_Exercise objective_
Only an exact copy of the records below will serve as the answer.

**** Available records ****

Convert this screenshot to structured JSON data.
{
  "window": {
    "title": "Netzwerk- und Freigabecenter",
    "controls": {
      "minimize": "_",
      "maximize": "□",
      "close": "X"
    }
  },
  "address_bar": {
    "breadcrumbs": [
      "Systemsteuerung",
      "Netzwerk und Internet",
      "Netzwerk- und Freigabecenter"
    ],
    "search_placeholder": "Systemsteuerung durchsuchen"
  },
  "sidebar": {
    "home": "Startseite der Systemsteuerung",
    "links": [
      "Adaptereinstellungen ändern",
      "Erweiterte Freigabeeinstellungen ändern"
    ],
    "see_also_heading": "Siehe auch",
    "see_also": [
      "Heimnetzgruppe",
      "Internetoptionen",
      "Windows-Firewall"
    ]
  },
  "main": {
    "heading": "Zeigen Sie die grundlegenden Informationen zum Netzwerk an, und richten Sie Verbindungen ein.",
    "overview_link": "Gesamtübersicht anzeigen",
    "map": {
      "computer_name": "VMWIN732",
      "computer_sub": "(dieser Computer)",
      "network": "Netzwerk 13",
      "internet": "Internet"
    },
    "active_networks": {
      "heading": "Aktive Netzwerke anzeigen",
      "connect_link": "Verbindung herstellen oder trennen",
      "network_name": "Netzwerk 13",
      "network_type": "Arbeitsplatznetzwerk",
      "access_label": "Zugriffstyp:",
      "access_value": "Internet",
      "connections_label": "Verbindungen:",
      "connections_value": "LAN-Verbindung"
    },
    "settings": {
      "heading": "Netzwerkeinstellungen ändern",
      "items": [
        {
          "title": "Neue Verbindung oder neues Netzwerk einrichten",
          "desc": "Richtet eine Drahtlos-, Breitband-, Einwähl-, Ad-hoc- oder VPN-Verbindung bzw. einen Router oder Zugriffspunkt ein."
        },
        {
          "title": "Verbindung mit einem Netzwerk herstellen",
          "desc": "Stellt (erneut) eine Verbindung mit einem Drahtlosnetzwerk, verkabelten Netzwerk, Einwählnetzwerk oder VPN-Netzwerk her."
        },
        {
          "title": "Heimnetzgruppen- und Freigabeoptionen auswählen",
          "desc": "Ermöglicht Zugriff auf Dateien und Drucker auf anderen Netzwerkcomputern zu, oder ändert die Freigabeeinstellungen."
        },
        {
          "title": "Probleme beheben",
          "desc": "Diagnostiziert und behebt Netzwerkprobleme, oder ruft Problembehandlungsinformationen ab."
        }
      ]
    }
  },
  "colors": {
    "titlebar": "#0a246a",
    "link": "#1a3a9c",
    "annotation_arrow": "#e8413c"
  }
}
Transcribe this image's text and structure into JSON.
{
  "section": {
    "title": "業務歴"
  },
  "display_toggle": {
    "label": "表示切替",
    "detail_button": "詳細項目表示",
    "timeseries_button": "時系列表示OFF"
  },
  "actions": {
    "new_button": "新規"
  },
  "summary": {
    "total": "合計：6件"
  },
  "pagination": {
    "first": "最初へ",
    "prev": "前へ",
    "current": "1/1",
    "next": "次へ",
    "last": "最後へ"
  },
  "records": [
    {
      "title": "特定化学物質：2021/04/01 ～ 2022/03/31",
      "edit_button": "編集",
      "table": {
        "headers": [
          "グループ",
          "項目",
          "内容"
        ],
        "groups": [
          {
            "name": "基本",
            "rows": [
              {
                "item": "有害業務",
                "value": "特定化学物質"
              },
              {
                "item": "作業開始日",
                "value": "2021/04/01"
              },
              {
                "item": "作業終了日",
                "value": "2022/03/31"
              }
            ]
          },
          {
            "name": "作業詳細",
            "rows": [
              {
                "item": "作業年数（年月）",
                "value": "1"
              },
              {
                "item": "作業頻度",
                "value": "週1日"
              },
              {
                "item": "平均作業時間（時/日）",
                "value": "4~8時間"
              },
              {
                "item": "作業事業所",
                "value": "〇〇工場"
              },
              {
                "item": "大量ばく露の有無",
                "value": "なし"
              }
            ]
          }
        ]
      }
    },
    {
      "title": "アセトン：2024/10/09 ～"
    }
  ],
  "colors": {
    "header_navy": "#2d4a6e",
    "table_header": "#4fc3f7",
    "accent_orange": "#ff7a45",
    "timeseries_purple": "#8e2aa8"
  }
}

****

_Result of the task_
Convert this screenshot to structured JSON data.
{
  "window": {
    "title": "Netzwerk- und Freigabecenter",
    "controls": {
      "minimize": "_",
      "maximize": "□",
      "close": "X"
    }
  },
  "address_bar": {
    "breadcrumbs": [
      "Systemsteuerung",
      "Netzwerk und Internet",
      "Netzwerk- und Freigabecenter"
    ],
    "search_placeholder": "Systemsteuerung durchsuchen"
  },
  "sidebar": {
    "home": "Startseite der Systemsteuerung",
    "links": [
      "Adaptereinstellungen ändern",
      "Erweiterte Freigabeeinstellungen ändern"
    ],
    "see_also_heading": "Siehe auch",
    "see_also": [
      "Heimnetzgruppe",
      "Internetoptionen",
      "Windows-Firewall"
    ]
  },
  "main": {
    "heading": "Zeigen Sie die grundlegenden Informationen zum Netzwerk an, und richten Sie Verbindungen ein.",
    "overview_link": "Gesamtübersicht anzeigen",
    "map": {
      "computer_name": "VMWIN732",
      "computer_sub": "(dieser Computer)",
      "network": "Netzwerk 13",
      "internet": "Internet"
    },
    "active_networks": {
      "heading": "Aktive Netzwerke anzeigen",
      "connect_link": "Verbindung herstellen oder trennen",
      "network_name": "Netzwerk 13",
      "network_type": "Arbeitsplatznetzwerk",
      "access_label": "Zugriffstyp:",
      "access_value": "Internet",
      "connections_label": "Verbindungen:",
      "connections_value": "LAN-Verbindung"
    },
    "settings": {
      "heading": "Netzwerkeinstellungen ändern",
      "items": [
        {
          "title": "Neue Verbindung oder neues Netzwerk einrichten",
          "desc": "Richtet eine Drahtlos-, Breitband-, Einwähl-, Ad-hoc- oder VPN-Verbindung bzw. einen Router oder Zugriffspunkt ein."
        },
        {
          "title": "Verbindung mit einem Netzwerk herstellen",
          "desc": "Stellt (erneut) eine Verbindung mit einem Drahtlosnetzwerk, verkabelten Netzwerk, Einwählnetzwerk oder VPN-Netzwerk her."
        },
        {
          "title": "Heimnetzgruppen- und Freigabeoptionen auswählen",
          "desc": "Ermöglicht Zugriff auf Dateien und Drucker auf anderen Netzwerkcomputern zu, oder ändert die Freigabeeinstellungen."
        },
        {
          "title": "Probleme beheben",
          "desc": "Diagnostiziert und behebt Netzwerkprobleme, oder ruft Problembehandlungsinformationen ab."
        }
      ]
    }
  },
  "colors": {
    "titlebar": "#0a246a",
    "link": "#1a3a9c",
    "annotation_arrow": "#e8413c"
  }
}
Transcribe this image's text and structure into JSON.
{
  "section": {
    "title": "業務歴"
  },
  "display_toggle": {
    "label": "表示切替",
    "detail_button": "詳細項目表示",
    "timeseries_button": "時系列表示OFF"
  },
  "actions": {
    "new_button": "新規"
  },
  "summary": {
    "total": "合計：6件"
  },
  "pagination": {
    "first": "最初へ",
    "prev": "前へ",
    "current": "1/1",
    "next": "次へ",
    "last": "最後へ"
  },
  "records": [
    {
      "title": "特定化学物質：2021/04/01 ～ 2022/03/31",
      "edit_button": "編集",
      "table": {
        "headers": [
          "グループ",
          "項目",
          "内容"
        ],
        "groups": [
          {
            "name": "基本",
            "rows": [
              {
                "item": "有害業務",
                "value": "特定化学物質"
              },
              {
                "item": "作業開始日",
                "value": "2021/04/01"
              },
              {
                "item": "作業終了日",
                "value": "2022/03/31"
              }
            ]
          },
          {
            "name": "作業詳細",
            "rows": [
              {
                "item": "作業年数（年月）",
                "value": "1"
              },
              {
                "item": "作業頻度",
                "value": "週1日"
              },
              {
                "item": "平均作業時間（時/日）",
                "value": "4~8時間"
              },
              {
                "item": "作業事業所",
                "value": "〇〇工場"
              },
              {
                "item": "大量ばく露の有無",
                "value": "なし"
              }
            ]
          }
        ]
      }
    },
    {
      "title": "アセトン：2024/10/09 ～"
    }
  ],
  "colors": {
    "header_navy": "#2d4a6e",
    "table_header": "#4fc3f7",
    "accent_orange": "#ff7a45",
    "timeseries_purple": "#8e2aa8"
  }
}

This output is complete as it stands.